This fear was now part of my every-day life – it even impacted on my role as a Trustee of a charity as I was often asked to speak at events. Instead of the software update I spiralled deeper into the limiting belief that I couldn’t speak in public – EVER. DOOMED.

The lightbulb moment happened for me after I left my job. I was on a Coaching course which is something I had embarked on and was loving the passion I found for this vocation. I had so much to input and yet couldn’t find my voice in this large group situation. I knew at some point I would be asked to volunteer for a demonstration and so 4 days into the course the new subject was announced – “Today will be studying coaching feedback” said Tony the trainer. My experience of feedback in the past had been twice a year when my boss would justify the ratings I was being given for my work. To be fair, some managers were better at it than others but we probably all know the type of manager that “just doesn’t buy into the tick box exercise for HR”.

So when he asked for a volunteer, my hand shot up and I was chosen. I strolled up to the front of the room with my heart beating in my throat, I felt sick but I knew all I had to do was to sit there whilst somebody else gave me feedback. Tony thanked me for joining him and invited me to settle in the chair. Whilst doing so he addressed the audience again “So, coaching feedback is very different to normal feedback in that it is very likely the feedback I have for Kerry is the same that she would have for herself. He went onto say “as a manager it is so much easier if people feel in control of their own development plan with just a little guidance from the coach.” I remember starting to shift awkwardly in the chair. “Please watch this demonstration and pick up on the few questions I ask Kerry. In fact the more we get from Kerry in the next 30 minutes the better.”

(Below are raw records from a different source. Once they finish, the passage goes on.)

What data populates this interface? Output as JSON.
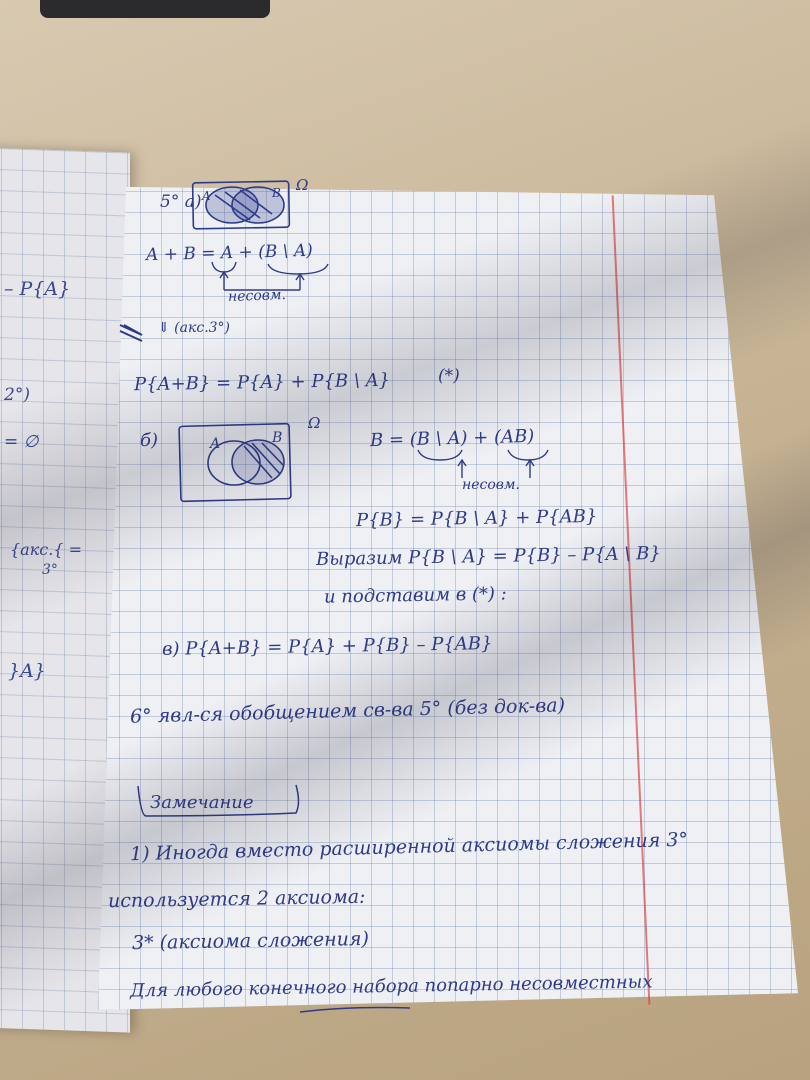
{
  "left_page": {
    "t1": "– P{A}",
    "t2": "2°)",
    "t3": "= ∅",
    "t4": "{акс.{ =",
    "t5": "3°",
    "t6": "}A}"
  },
  "right_page": {
    "line_5a": "5° а)",
    "venn1_a": "A",
    "venn1_b": "B",
    "omega1": "Ω",
    "eq1": "A + B = A + (B \\ A)",
    "nesovm1": "несовм.",
    "aks": "⇓ (акс.3°)",
    "eq2": "P{A+B} = P{A} + P{B \\ A}",
    "star": "(*)",
    "b_label": "б)",
    "venn2_a": "A",
    "venn2_b": "B",
    "omega2": "Ω",
    "eq3": "B = (B \\ A) + (AB)",
    "nesovm2": "несовм.",
    "eq4": "P{B} = P{B \\ A} + P{AB}",
    "eq5": "Выразим P{B \\ A} = P{B} – P{A \\ B}",
    "eq6": "и подставим в (*) :",
    "eq7": "в) P{A+B} = P{A} + P{B} – P{AB}",
    "line6": "6° явл-ся обобщением св-ва 5° (без док-ва)",
    "zamechanie": "Замечание",
    "note1": "1) Иногда вместо расширенной аксиомы сложения 3°",
    "note2": "используется 2 аксиома:",
    "note3": "3* (аксиома сложения)",
    "note4": "Для любого конечного набора попарно несовместных"
  }
}
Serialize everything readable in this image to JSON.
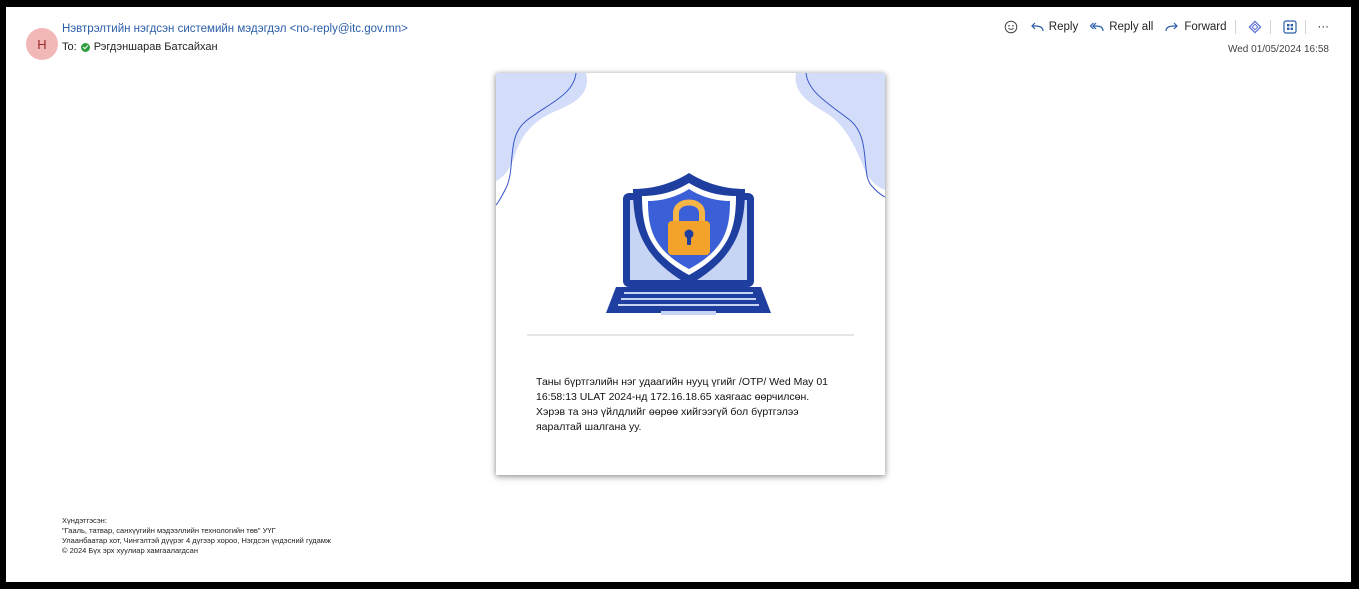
{
  "header": {
    "avatar_initial": "Н",
    "sender": "Нэвтрэлтийн нэгдсэн системийн мэдэгдэл <no-reply@itc.gov.mn>",
    "to_label": "To:",
    "recipient": "Рэгдэншарав Батсайхан",
    "date": "Wed 01/05/2024 16:58"
  },
  "toolbar": {
    "emoji_icon": "smiley-icon",
    "reply_label": "Reply",
    "reply_all_label": "Reply all",
    "forward_label": "Forward",
    "more_label": "···"
  },
  "card": {
    "message_lines": [
      "Таны бүртгэлийн нэг удаагийн нууц үгийг /OTP/ Wed May 01",
      "16:58:13 ULAT 2024-нд 172.16.18.65 хаягаас өөрчилсөн.",
      "Хэрэв та энэ үйлдлийг өөрөө хийгээгүй бол бүртгэлээ",
      "яаралтай шалгана уу."
    ]
  },
  "footer": {
    "lines": [
      "Хүндэтгэсэн:",
      "\"Гааль, татвар, санхүүгийн мэдээллийн технологийн төв\" УҮГ",
      "Улаанбаатар хот, Чингэлтэй дүүрэг 4 дүгээр хороо, Нэгдсэн үндэсний гудамж",
      "© 2024 Бүх эрх хуулиар хамгаалагдсан"
    ]
  },
  "colors": {
    "accent": "#2a5da8",
    "shield": "#1e3fa0",
    "lock": "#f3a32a",
    "screen": "#c7d4f3",
    "blob": "#d3ddfa"
  }
}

The tension grew – how wrong had I got this one. I could feel the burning redness of my chest as it crept up into my head, my veins felt as though they were going to burst. I had the fight or flight emotion – could I run? Not really an option. Tony was taller than me – fight wasn’t an option either haha. I willed myself to have the strength to continue and that’s exactly what I did. Amazingly, we focussed on the positives for some time – not something I had really ever reflected on. Questions such as what had worked well for me? What had I been proud of over the first 4 days of the course? and What legacy did I want to leave on the course? Then came the question “and what would you do differently?”. The answer was easy – I wanted to input in group settings and I wanted to be able to tell people about the wonders of coaching. In that moment I set myself a goal to find my voice again. It sounds so obvious to me now but back then it was a bolt out of the blue. I had a new strategy – focussing on what I was passionate about and what I wanted to tell the world about. The rest is history – I’m now a public speaker. I embrace the butterflies I get about speaking to groups of people.

Expectations are high and the pressures we put on ourselves can be excruciating but the truth is we are people, not robots. The good news is if something isn’t working for us we don’t have to shut down and restart, we can simply create a better strategy…